Frank de Boer is favourite to become the new Everton boss, while Southampton manager Ronald Koeman is also reportedly in the running.
Wayne Rooney believes Manchester United has a bright future, no matter how their season ends.
The red devils play Bournemouth today, hoping to pip Manchester City to the final UCL spot, as they sit two points away.
United will also be looking to win their first trophy since 2013, when they face Crystal Palace in the FA cup final.
However, Rooney insists that the club will only get better, given the ability of the young players who have flourished under Van Gaal.
“It’s always exciting working with young players,” Rooney told United Review. “People forget how young (20-year-old) Anthony Martial is.
“The club bought him so he hasn’t come through the academy, but he’s still only a really young lad.

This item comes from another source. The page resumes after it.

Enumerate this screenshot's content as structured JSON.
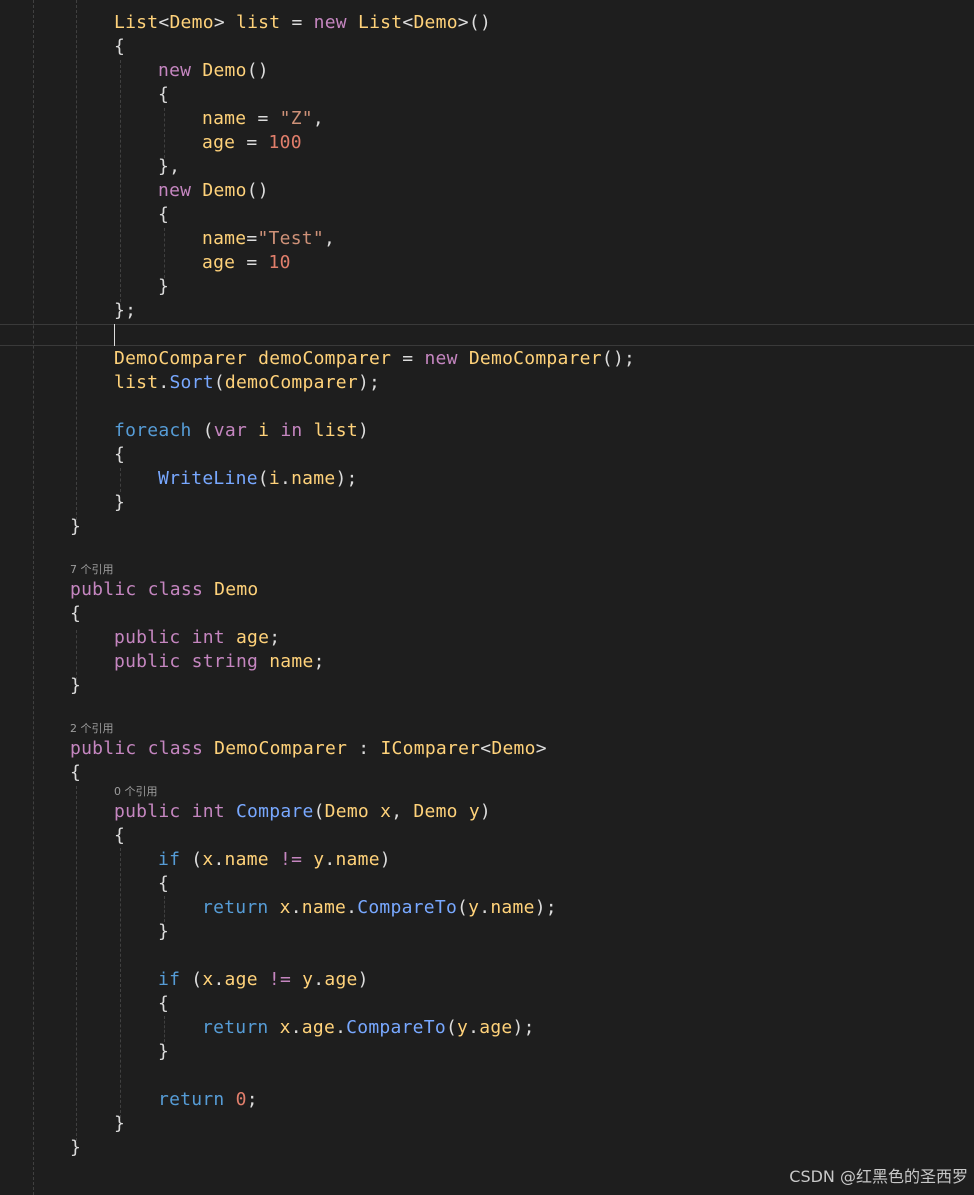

“He’s still learning, improving and the same goes with the likes of Memphis Depay, Marcus Rashford, Jesse Lingard, so it’s an exciting time for the club.
“Hopefully they keep improving as players and it’ll be a really bright future for Manchester United.”
Rashford has enjoyed a remarkable rise at Old Trafford this season, having scored seven goals in 16 appearances since making his debut in February, and Rooney says allowing the 18-year-old to enjoy his football is the best way to encourage his development further.
“I think at the minute he’s a young lad and he doesn’t need that much advice from me,” said the England captain. “Just let him play and enjoy his football.
“I’m sure there’ll be a time when he does need it from myself, from the manager, from [assistant manager Ryan] Giggs and from other players. But I think the most important thing for him and the team is to just let him go and play and enjoy it.”
Drake, who recently released his fourth studio album ‘Views‘ –from the 6–; is not just among-the-best rappers in the game but he’s easily that act who knows how to engage with the audience.
Apparently, Drake took over as the host of NBC’s Saturday Night Live not because he’s capable but for the fact that his comical and the man of the moment. Who else you think could do a better job?
As presumed, in the most recent edition of SNL which held yesterday, the self proclaimed Canadian god, opened the show with a super hilarious monologue addressing the internets best fun which according to him “it hurts”, and he came out prepared, with a befitting song titled ‘Hurts from the Memes‘ –wait, that’s kinda lame though, but, it’s unofficial/untitled so I have to call it that–.
Before kicking off the show, he also gave a short warning to Canadians in the hall should Donald Trump win the election.